Friday, July 18, 2008
In India, the luxuries are cheap the basics are not
I wanted a massage. I wanted my traveler’s checks cashed. I wanted a manicure and a pedicure. And a facial would be nice. I told my sister this. No problems she said. She made a few phone calls. I got a nice massage at home yesterday for a few bucks. Some money exchange guy came to my place in the evening with wads of money. He took my traveler’s checks and gave me the cash. I think that the beautician comes home today. My sister is going to call a tailor who will come to my house, takes measurements and stitch some clothes for me. She is also going to ask a jewelry repair guy to come to my place and get all my broken jewelry fixed. All this while I am shopping, eating or watching a bollywood movie.
Oh the luxuries. They are so easy to come by in this country. All you need is to make a few phone calls. My sister is an expert at doing this. Luxuries are so cheap here. In US, I pay 80 dollars to get a massage. Here, it is only a couple of bucks. I want to move here. I really do.

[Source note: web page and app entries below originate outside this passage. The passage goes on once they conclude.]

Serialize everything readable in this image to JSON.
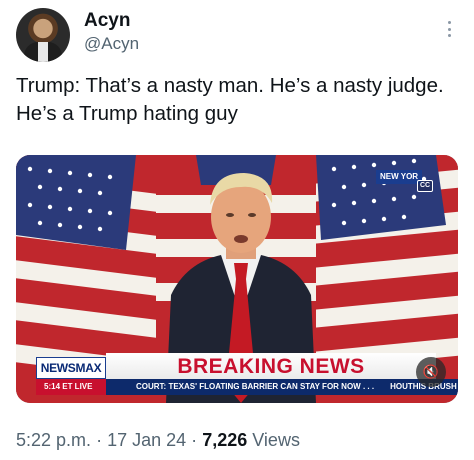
{
  "author": {
    "name": "Acyn",
    "handle": "@Acyn"
  },
  "tweet": {
    "text": "Trump: That’s a nasty man. He’s a nasty judge. He’s a Trump hating guy"
  },
  "video": {
    "network_tag": "NEW YOR",
    "cc_label": "CC",
    "channel_logo": "NEWSMAX",
    "banner": "BREAKING NEWS",
    "time_label": "5:14 ET  LIVE",
    "ticker_text": "COURT: TEXAS' FLOATING BARRIER CAN STAY FOR NOW . . .",
    "ticker_text_2": "HOUTHIS BRUSH OF",
    "mute_icon": "speaker-muted-icon"
  },
  "meta": {
    "time": "5:22 p.m.",
    "date": "17 Jan 24",
    "separator": "·",
    "views_count": "7,226",
    "views_label": "Views"
  },
  "colors": {
    "text_primary": "#0f1419",
    "text_secondary": "#536471",
    "banner_red": "#c8102e",
    "ticker_navy": "#0d2a6b"
  }
}
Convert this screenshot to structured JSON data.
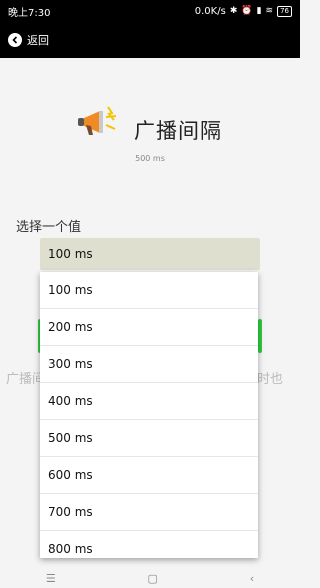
{
  "status_bar": {
    "time": "晚上7:30",
    "speed": "0.0K/s",
    "battery": "76"
  },
  "app_bar": {
    "back_label": "返回"
  },
  "hero": {
    "title": "广播间隔",
    "subtitle": "500 ms"
  },
  "select": {
    "label": "选择一个值",
    "current_value": "100 ms",
    "options": [
      "100 ms",
      "200 ms",
      "300 ms",
      "400 ms",
      "500 ms",
      "600 ms",
      "700 ms",
      "800 ms"
    ]
  },
  "background_text": {
    "left": "广播间",
    "right": "间时也"
  },
  "colors": {
    "accent_green": "#2ecc40",
    "selected_bg": "#dfdfd0",
    "bar_black": "#000000"
  }
}
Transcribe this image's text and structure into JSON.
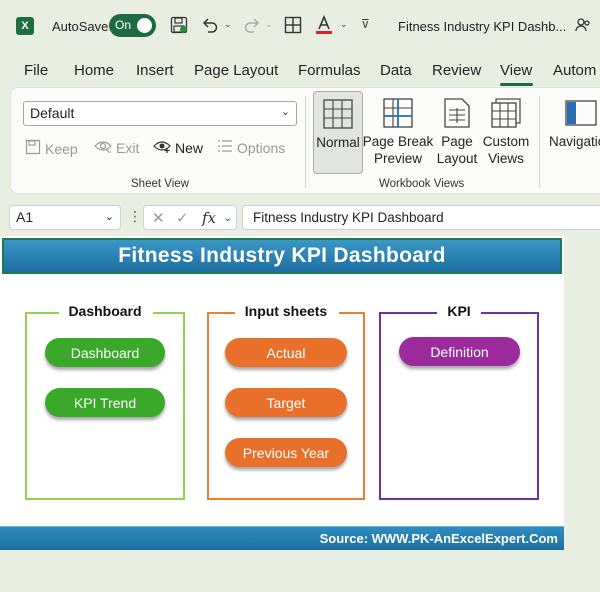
{
  "titlebar": {
    "app_icon": "excel-logo",
    "app_letter": "X",
    "autosave_label": "AutoSave",
    "autosave_state": "On",
    "doc_title": "Fitness Industry KPI Dashb...",
    "icons": [
      "save-icon",
      "undo-icon",
      "redo-icon",
      "table-icon",
      "font-color-icon",
      "customize-toolbar-icon",
      "share-people-icon"
    ]
  },
  "tabs": [
    {
      "label": "File"
    },
    {
      "label": "Home"
    },
    {
      "label": "Insert"
    },
    {
      "label": "Page Layout"
    },
    {
      "label": "Formulas"
    },
    {
      "label": "Data"
    },
    {
      "label": "Review"
    },
    {
      "label": "View",
      "active": true
    },
    {
      "label": "Autom"
    }
  ],
  "ribbon": {
    "sheet_view": {
      "select_value": "Default",
      "keep_label": "Keep",
      "exit_label": "Exit",
      "new_label": "New",
      "options_label": "Options",
      "group_label": "Sheet View"
    },
    "workbook_views": {
      "normal_label": "Normal",
      "page_break_label_1": "Page Break",
      "page_break_label_2": "Preview",
      "page_layout_label_1": "Page",
      "page_layout_label_2": "Layout",
      "custom_views_label_1": "Custom",
      "custom_views_label_2": "Views",
      "group_label": "Workbook Views"
    },
    "navigation_label": "Navigatio"
  },
  "formula_bar": {
    "name_box": "A1",
    "formula": "Fitness Industry KPI Dashboard",
    "fx_label": "fx"
  },
  "sheet": {
    "title": "Fitness Industry KPI Dashboard",
    "source": "Source: WWW.PK-AnExcelExpert.Com",
    "panels": {
      "dashboard": {
        "title": "Dashboard",
        "color": "#92d050",
        "buttons": [
          "Dashboard",
          "KPI Trend"
        ],
        "button_color": "#3aa829"
      },
      "input_sheets": {
        "title": "Input sheets",
        "color": "#ed7d31",
        "buttons": [
          "Actual",
          "Target",
          "Previous Year"
        ],
        "button_color": "#e9702a"
      },
      "kpi": {
        "title": "KPI",
        "color": "#7030a0",
        "buttons": [
          "Definition"
        ],
        "button_color": "#9b2b9c"
      }
    }
  }
}
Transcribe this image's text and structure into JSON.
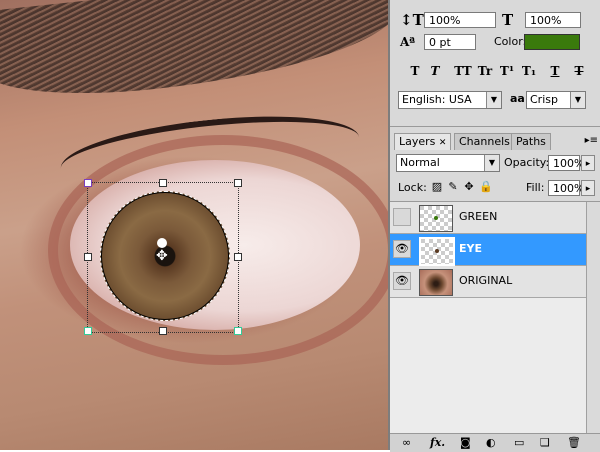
{
  "character_panel": {
    "vertical_scale": "100%",
    "horizontal_scale": "100%",
    "baseline_shift": "0 pt",
    "color_label": "Color:",
    "color_value": "#3a7a0c",
    "language": "English: USA",
    "anti_alias_label": "aa",
    "anti_alias": "Crisp",
    "style_buttons": [
      "T",
      "T",
      "TT",
      "Tr",
      "T¹",
      "T₁",
      "T",
      "T"
    ]
  },
  "layers_panel": {
    "tabs": [
      "Layers",
      "Channels",
      "Paths"
    ],
    "active_tab": "Layers",
    "blend_mode": "Normal",
    "opacity_label": "Opacity:",
    "opacity": "100%",
    "lock_label": "Lock:",
    "fill_label": "Fill:",
    "fill": "100%",
    "layers": [
      {
        "name": "GREEN",
        "visible": false,
        "selected": false
      },
      {
        "name": "EYE",
        "visible": true,
        "selected": true
      },
      {
        "name": "ORIGINAL",
        "visible": true,
        "selected": false
      }
    ],
    "bottom_icons": [
      "link-icon",
      "fx-icon",
      "mask-icon",
      "adjustment-icon",
      "group-icon",
      "new-layer-icon",
      "trash-icon"
    ],
    "fx_label": "fx."
  },
  "icons": {
    "eye": "👁",
    "close": "✕",
    "drop": "▼",
    "panel_menu": "▸≡",
    "crosshair": "✥"
  }
}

But then my sister reminds me that the basics are not so cheap. And you can never rely on them. Things we take for granted in USA like electricity and water are extremely expensive. And you can never depend on them. Electricity goes off for hours every day. You never know when. You can have 3 air conditioners in your house. But what good is it if there is no electricity to turn them on? Sure everyone has a backup generator. But then it can only pump so much juice so you have to forgo the air conditioners.
Getting clean running water too can be a challenge. You can live in a mansion and install the latest shower system and Jacuzzis in the bathrooms. But the water will trickle down the shower head. And it may stop completely while you are shampooing your hair.
My sister told me that when they built their house, they had to drill for a well. (I don’t know the technical terms). But they had to do something. But after a few years, they needed to go through the drilling process again. It cost thousands of rupees. But they paid for it. Unfortunately, the water that came from the well was very bad. It was salty and tasted very strange. So they paid more money to drill another hole. The water was a little better. They can use it but never drink it. They can never drink water from the tap. They have to boil it first and run it through water filters. Every single day.
In Mumbai (Bombay), the entire city had no water for a day. But mumbai-ites took it with stride. They filled up pots and pans with water. Most apartment complexes have a water tank. So they could take showers. And flush toilets.
Luxuries are cheap and easily available. McDonalds delivers food to your door step in Delhi. Even if you want a vegetarian burger for about twenty rupees (30 cents). You can also order gourmet meals from restaurants and they will deliver the food. Last minute guests? No problems. Call the shop in the neighborhood and order fresh samosas. They will deliver in ten minutes. Rental cars come with drivers. If you give the driver a 3 dollar tip, they will make sure that you have the most pleasant experience.
But life for the common man is full of struggles here. The days begins with dealing with water and electricity problems. Then the transportation. While Bombay has good public transportation, Delhi does not. In Delhi, at any given point, you can see jam packed buses. If you get a seat in a bus, it is a luxury. You are having a good day. Jobs are very hard to come by. Rent is very expensive. Food is very expensive. About sixty percent of one’s income is spent on food. Eating chicken for dinner is a luxury.
Luxury is a relative word. What is luxury for me, is often way beyond the reach of the common man here. I take things for granted. Like electricity. Blackouts make the evening news in USA. Here, It is an everyday occurrence. Getting the basics are a luxury. Getting the luxuries are a basic thing and almost a necessity. Need someone to come to your house and give you a massage for 3 dollars? Sure thing. Need 24 hours of running water and electricity? Well… good luck!